> [Work instruction]: Retrieve each line that contains the word "title" from the entries below.

Entries from a dataset of interfaces:
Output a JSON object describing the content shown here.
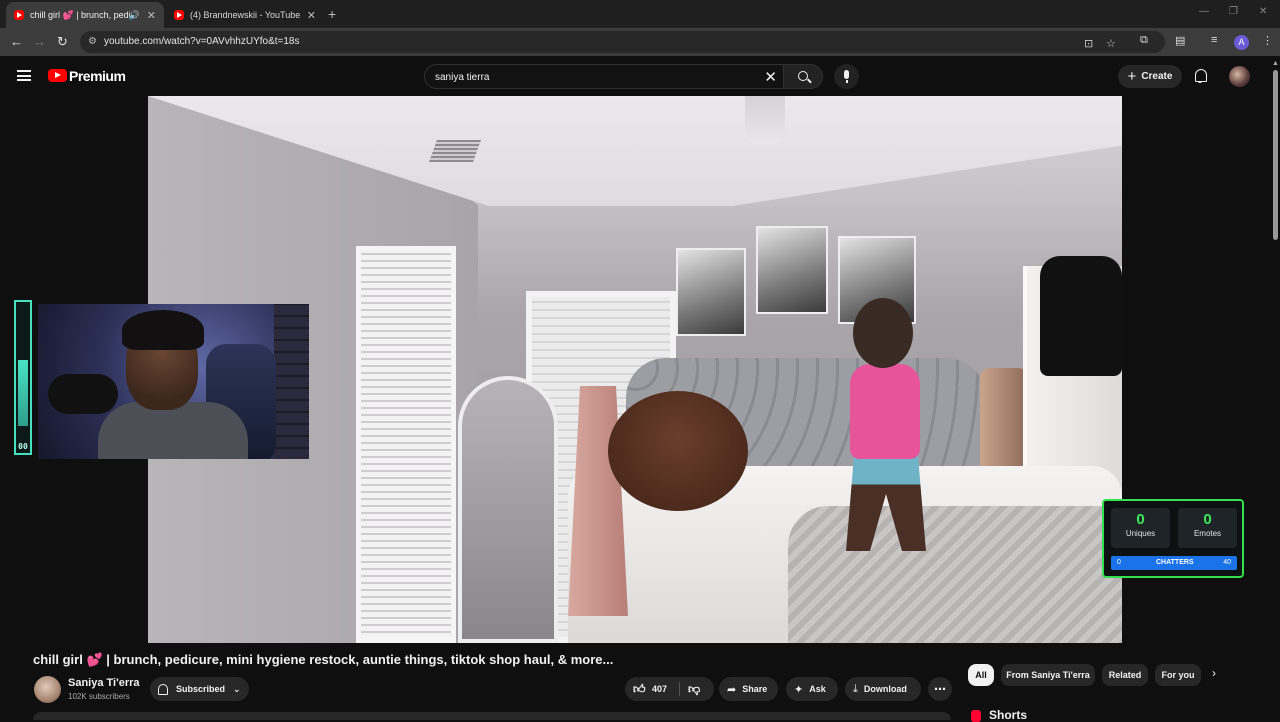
{
  "browser": {
    "tabs": [
      {
        "title": "chill girl 💕 | brunch, pedic",
        "active": true,
        "audio": true
      },
      {
        "title": "(4) Brandnewskii - YouTube",
        "active": false
      }
    ],
    "url": "youtube.com/watch?v=0AVvhhzUYfo&t=18s",
    "profile_initial": "A"
  },
  "header": {
    "brand": "Premium",
    "search_value": "saniya tierra",
    "create_label": "Create"
  },
  "overlay": {
    "meter_value": "00",
    "meter_level": 0.55,
    "stats": {
      "uniques_value": "0",
      "uniques_label": "Uniques",
      "emotes_value": "0",
      "emotes_label": "Emotes",
      "bar_min": "0",
      "bar_label": "CHATTERS",
      "bar_max": "40"
    }
  },
  "video": {
    "title": "chill girl 💕 | brunch, pedicure, mini hygiene restock, auntie things, tiktok shop haul, & more...",
    "channel": "Saniya Ti'erra",
    "subscribers": "102K subscribers",
    "subscribed_label": "Subscribed",
    "likes": "407",
    "share_label": "Share",
    "ask_label": "Ask",
    "download_label": "Download"
  },
  "sidebar": {
    "chips": [
      "All",
      "From Saniya Ti'erra",
      "Related",
      "For you"
    ],
    "shorts_label": "Shorts"
  },
  "colors": {
    "brand_red": "#ff0000",
    "overlay_green": "#35e04f",
    "chatters_blue": "#1a73e8",
    "meter_teal": "#45e0c0"
  }
}
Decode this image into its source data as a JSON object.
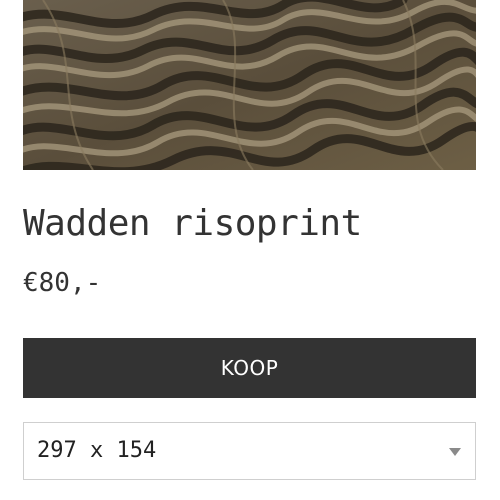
{
  "product": {
    "title": "Wadden risoprint",
    "price": "€80,-",
    "buy_label": "KOOP",
    "size_select": {
      "selected": "297 x 154",
      "options": [
        "297 x 154"
      ]
    },
    "image": {
      "subject": "mudflat sand ripples",
      "colors": {
        "base": "#5d5241",
        "light": "#a79a80",
        "dark": "#2a241c"
      }
    }
  },
  "colors": {
    "button_bg": "#333333",
    "button_text": "#ffffff",
    "text": "#333333",
    "select_border": "#cfcfcf"
  }
}
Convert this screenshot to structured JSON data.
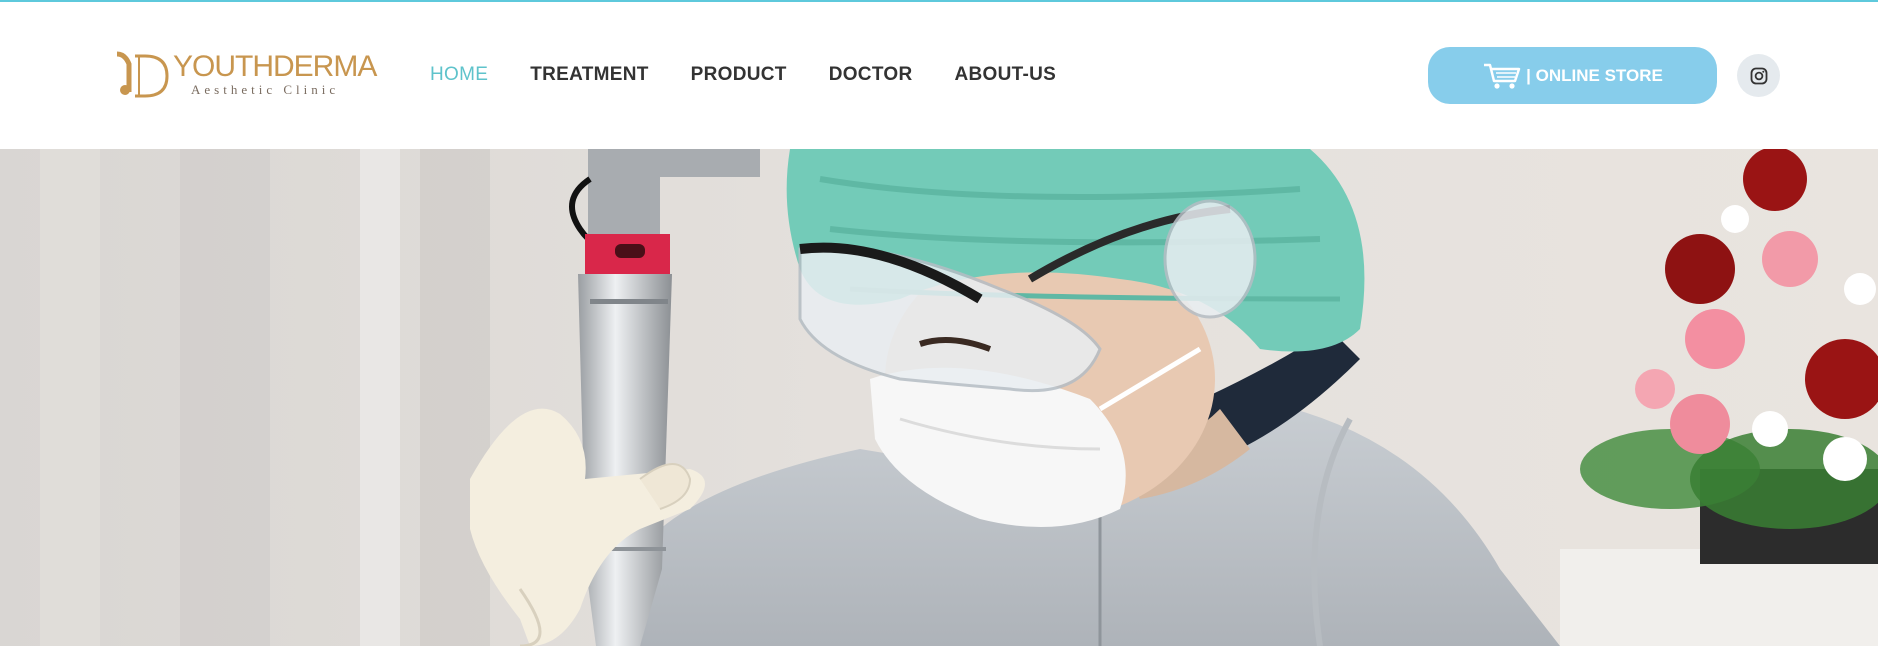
{
  "brand": {
    "name": "YOUTHDERMA",
    "tagline": "Aesthetic Clinic",
    "mark": "YD",
    "logo_color": "#c8964f"
  },
  "nav": {
    "items": [
      {
        "label": "HOME",
        "active": true
      },
      {
        "label": "TREATMENT",
        "active": false
      },
      {
        "label": "PRODUCT",
        "active": false
      },
      {
        "label": "DOCTOR",
        "active": false
      },
      {
        "label": "ABOUT-US",
        "active": false
      }
    ],
    "active_color": "#5ec3cb"
  },
  "actions": {
    "store_label": "| ONLINE STORE",
    "store_icon": "shopping-cart-icon",
    "store_color": "#87cdeb",
    "social_icon": "instagram-icon"
  },
  "hero": {
    "image_subject": "technician-with-laser-device-photo"
  }
}
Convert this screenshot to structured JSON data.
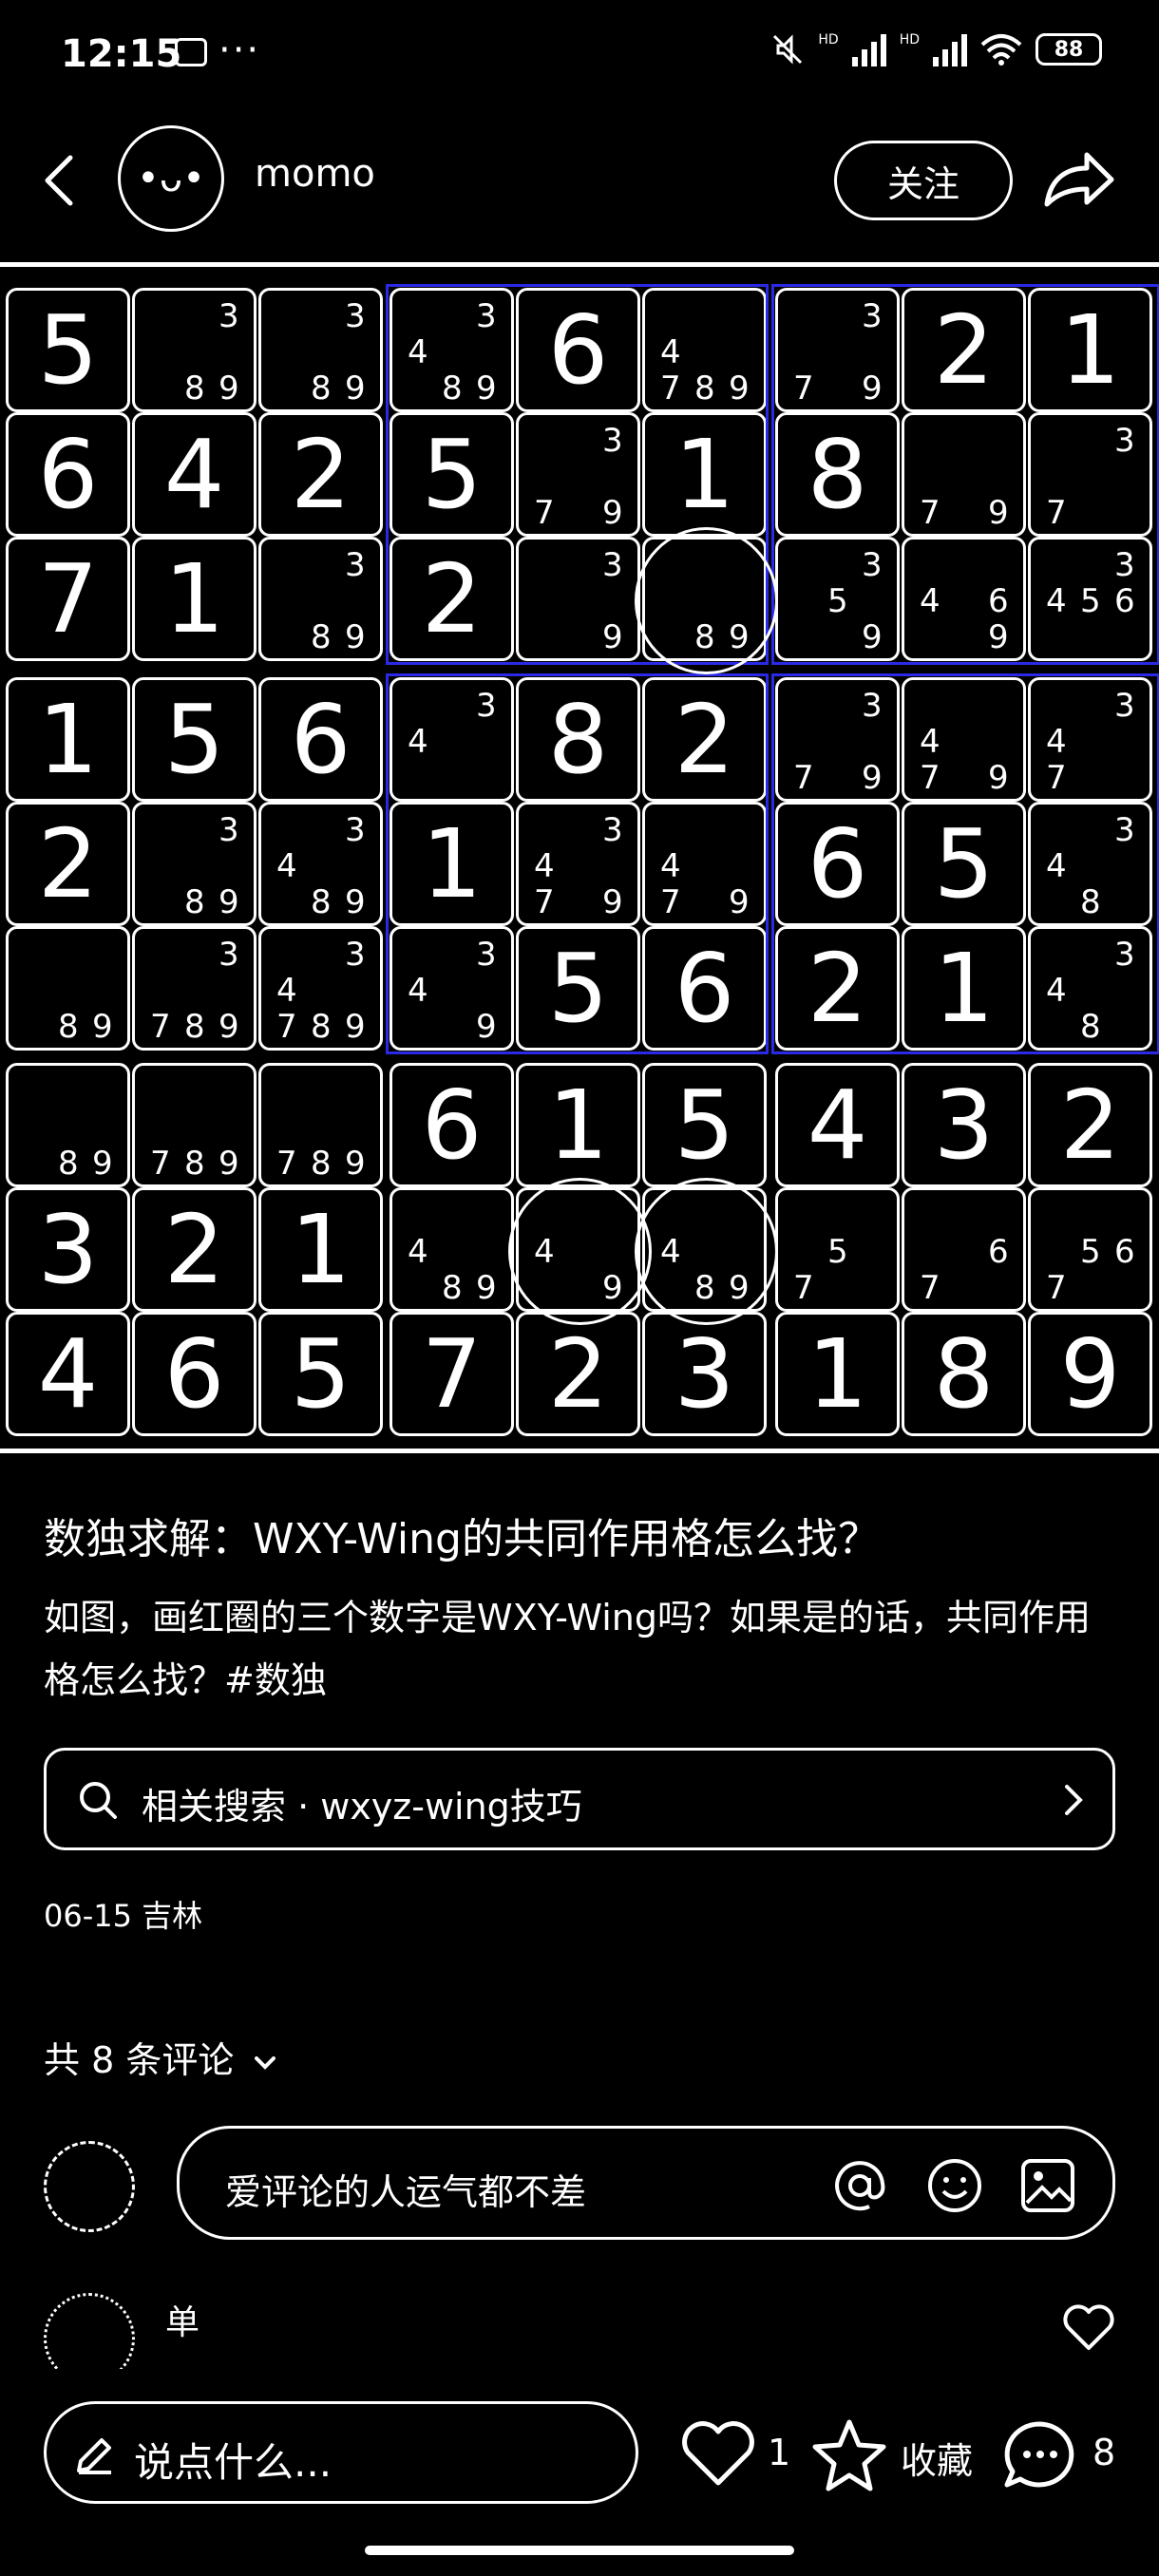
{
  "status_bar": {
    "time": "12:15",
    "more": "···",
    "battery": "88",
    "network_hd_1": "HD",
    "network_hd_2": "HD"
  },
  "header": {
    "username": "momo",
    "follow_label": "关注",
    "avatar_glyph": "•ᴗ•"
  },
  "sudoku": {
    "grid": [
      [
        5,
        0,
        0,
        0,
        6,
        0,
        0,
        2,
        1
      ],
      [
        6,
        4,
        2,
        5,
        0,
        1,
        8,
        0,
        0
      ],
      [
        7,
        1,
        0,
        2,
        0,
        0,
        0,
        0,
        0
      ],
      [
        1,
        5,
        6,
        0,
        8,
        2,
        0,
        0,
        0
      ],
      [
        2,
        0,
        0,
        1,
        0,
        0,
        6,
        5,
        0
      ],
      [
        0,
        0,
        0,
        0,
        5,
        6,
        2,
        1,
        0
      ],
      [
        0,
        0,
        0,
        6,
        1,
        5,
        4,
        3,
        2
      ],
      [
        3,
        2,
        1,
        0,
        0,
        0,
        0,
        0,
        0
      ],
      [
        4,
        6,
        5,
        7,
        2,
        3,
        1,
        8,
        9
      ]
    ],
    "candidates": [
      [
        [],
        [
          3,
          8,
          9
        ],
        [
          3,
          8,
          9
        ],
        [
          3,
          4,
          8,
          9
        ],
        [],
        [
          4,
          7,
          8,
          9
        ],
        [
          3,
          7,
          9
        ],
        [],
        []
      ],
      [
        [],
        [],
        [],
        [],
        [
          3,
          7,
          9
        ],
        [],
        [],
        [
          7,
          9
        ],
        [
          3,
          7
        ]
      ],
      [
        [],
        [],
        [
          3,
          8,
          9
        ],
        [],
        [
          3,
          9
        ],
        [
          8,
          9
        ],
        [
          3,
          5,
          9
        ],
        [
          4,
          6,
          9
        ],
        [
          3,
          4,
          5,
          6
        ]
      ],
      [
        [],
        [],
        [],
        [
          3,
          4
        ],
        [],
        [],
        [
          3,
          7,
          9
        ],
        [
          4,
          7,
          9
        ],
        [
          3,
          4,
          7
        ]
      ],
      [
        [],
        [
          3,
          8,
          9
        ],
        [
          3,
          4,
          8,
          9
        ],
        [],
        [
          3,
          4,
          7,
          9
        ],
        [
          4,
          7,
          9
        ],
        [],
        [],
        [
          3,
          4,
          8
        ]
      ],
      [
        [
          8,
          9
        ],
        [
          3,
          7,
          8,
          9
        ],
        [
          3,
          4,
          7,
          8,
          9
        ],
        [
          3,
          4,
          9
        ],
        [],
        [],
        [],
        [],
        [
          3,
          4,
          8
        ]
      ],
      [
        [
          8,
          9
        ],
        [
          7,
          8,
          9
        ],
        [
          7,
          8,
          9
        ],
        [],
        [],
        [],
        [],
        [],
        []
      ],
      [
        [],
        [],
        [],
        [
          4,
          8,
          9
        ],
        [
          4,
          9
        ],
        [
          4,
          8,
          9
        ],
        [
          5,
          7
        ],
        [
          6,
          7
        ],
        [
          5,
          6,
          7
        ]
      ],
      [
        [],
        [],
        [],
        [],
        [],
        [],
        [],
        [],
        []
      ]
    ]
  },
  "post": {
    "title": "数独求解：WXY-Wing的共同作用格怎么找？",
    "body": "如图，画红圈的三个数字是WXY-Wing吗？如果是的话，共同作用格怎么找？#数独",
    "related_search": "相关搜索 · wxyz-wing技巧",
    "date_location": "06-15 吉林"
  },
  "comments": {
    "count_label": "共 8 条评论",
    "input_placeholder": "爱评论的人运气都不差",
    "first_comment_author": "单"
  },
  "bottom_bar": {
    "say_placeholder": "说点什么...",
    "like_count": "1",
    "collect_label": "收藏",
    "comment_count": "8"
  }
}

> [Answer area]:
        "title": "chill girl 💕 | brunch, pedic",
        "title": "(4) Brandnewskii - YouTube",
    "title": "chill girl 💕 | brunch, pedicure, mini hygiene restock, auntie things, tiktok shop haul, & more...",
    "title": "Wadden risoprint",
    "title": "数独求解：WXY-Wing的共同作用格怎么找？",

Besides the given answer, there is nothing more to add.